Gov. Gary Herbert signed a resolution Thursday to build a new state prison on the west side of Salt Lake City, saying it is clearly the best location available.
"It will have minimal impact negatively to the city of Salt Lake," Herbert said during his monthly KUED news conference. "I'm personally convinced the west-of-the-airport location is the best location."
Salt Lake City officials strongly disagree and have said they aren't giving up the fight, suggesting they may launch an environmental lawsuit or a referendum to try to repeal the relocation bill.
A referendum isn't going to happen.
The Legislature passed the relocation plan by a supermajority, which under the Utah Constitution, means it can't be rescinded by voters, according to Mark Thomas, the state's elections director. Representatives approved the bill 62 to 12 and senators, 21 to 7.
That leaves a lawsuit option and if the city goes that route it would be months from now, after environmental reviews are complete and only if planned talks between the state and city break down.
"Clearly, the decision has been made," said Lynn Pace, an aide to Salt Lake City Mayor Ralph Becker who has tracked the prison-relocation process. "The deal is done, absent some legal option."
Pace said the city will engage with the state to discuss exactly where the prison would be located west of the Salt Lake City International Airport, what it will look like and where roads would be built.

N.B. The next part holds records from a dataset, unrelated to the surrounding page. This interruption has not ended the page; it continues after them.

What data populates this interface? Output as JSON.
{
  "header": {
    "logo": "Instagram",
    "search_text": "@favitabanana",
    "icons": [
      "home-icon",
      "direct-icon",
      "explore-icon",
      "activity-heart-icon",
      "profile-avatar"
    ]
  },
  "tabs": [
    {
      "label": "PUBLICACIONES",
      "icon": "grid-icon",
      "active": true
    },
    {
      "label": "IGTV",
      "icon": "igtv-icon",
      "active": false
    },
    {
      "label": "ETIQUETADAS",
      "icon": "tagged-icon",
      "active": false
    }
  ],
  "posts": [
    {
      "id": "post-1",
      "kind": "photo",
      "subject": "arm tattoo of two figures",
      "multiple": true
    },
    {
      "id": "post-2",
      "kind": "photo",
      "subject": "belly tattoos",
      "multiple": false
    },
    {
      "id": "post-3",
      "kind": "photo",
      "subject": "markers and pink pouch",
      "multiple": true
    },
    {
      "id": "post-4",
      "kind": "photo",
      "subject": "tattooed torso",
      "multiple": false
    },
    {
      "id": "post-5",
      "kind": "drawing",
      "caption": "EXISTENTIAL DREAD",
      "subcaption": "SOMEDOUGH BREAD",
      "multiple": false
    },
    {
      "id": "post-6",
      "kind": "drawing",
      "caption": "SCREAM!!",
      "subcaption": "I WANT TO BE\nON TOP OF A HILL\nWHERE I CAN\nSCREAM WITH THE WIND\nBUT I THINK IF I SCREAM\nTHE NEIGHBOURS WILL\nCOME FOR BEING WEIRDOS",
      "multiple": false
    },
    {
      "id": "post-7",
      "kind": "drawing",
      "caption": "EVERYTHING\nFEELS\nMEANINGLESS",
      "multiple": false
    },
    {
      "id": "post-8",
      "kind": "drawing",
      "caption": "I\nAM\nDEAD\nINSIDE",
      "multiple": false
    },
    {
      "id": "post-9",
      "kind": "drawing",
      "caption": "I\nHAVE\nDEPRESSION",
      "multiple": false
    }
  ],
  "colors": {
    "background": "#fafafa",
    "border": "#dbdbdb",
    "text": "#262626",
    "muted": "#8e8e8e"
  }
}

State Sen. Luz Escamilla, D-Salt Lake City, also downplayed the idea of a lawsuit on Thursday, suggesting that it was time to move forward and make the most of adding a prison to the west side, even if she thinks it was the wrong decision.
"We have to move forward," she said.
That's the same message coming from Rep. Brad Wilson, R-Kaysville, a co-chairman of the Prison Relocation Commission, who suggests that Salt Lake City not "waste tax dollars" fighting the decision, but rather seek other ways to support the west-side community.
"I don't think we have given them lemons, but if they think we have given them lemons, they should try to make lemonade out of it," he said, suggesting the city should make another run at legislation to improve the state Fairpark.
The governor said he understands the "anxiety" related to the move. But consultants who studied the move said that, while the Salt Lake site might be costlier in the short-term, in the long-term there will be savings compared to the other sites considered.
Herbert visited the location about five miles west of the airport and called it remote about 3½ miles from the nearest building, he said but close enough to transportation systems that it will be convenient for prison employees and volunteers. It also will offer access to hospitals and the courts, he added, "really the things a prison needs.
"I don't think the environmental concerns are any more dramatic out there [west of the airport] than they would be in the [current] Draper site," Herbert said.
And, he said, developing the valuable land in Draper will offset some of the expense of a new prison.
The decision to move the prison culminates a debate that started early in Gov. Jon Huntsman Jr.'s first term. An assessment then said the cost of the new prison did not make it worthwhile.
For several years, lawmakers debated relocating the 4,000-bed prison, ultimately hiring a consultant that narrowed the field to four potential sites before recommending the Salt Lake City location as the best option.
Twitter: @RobertGehrke, @mattcanham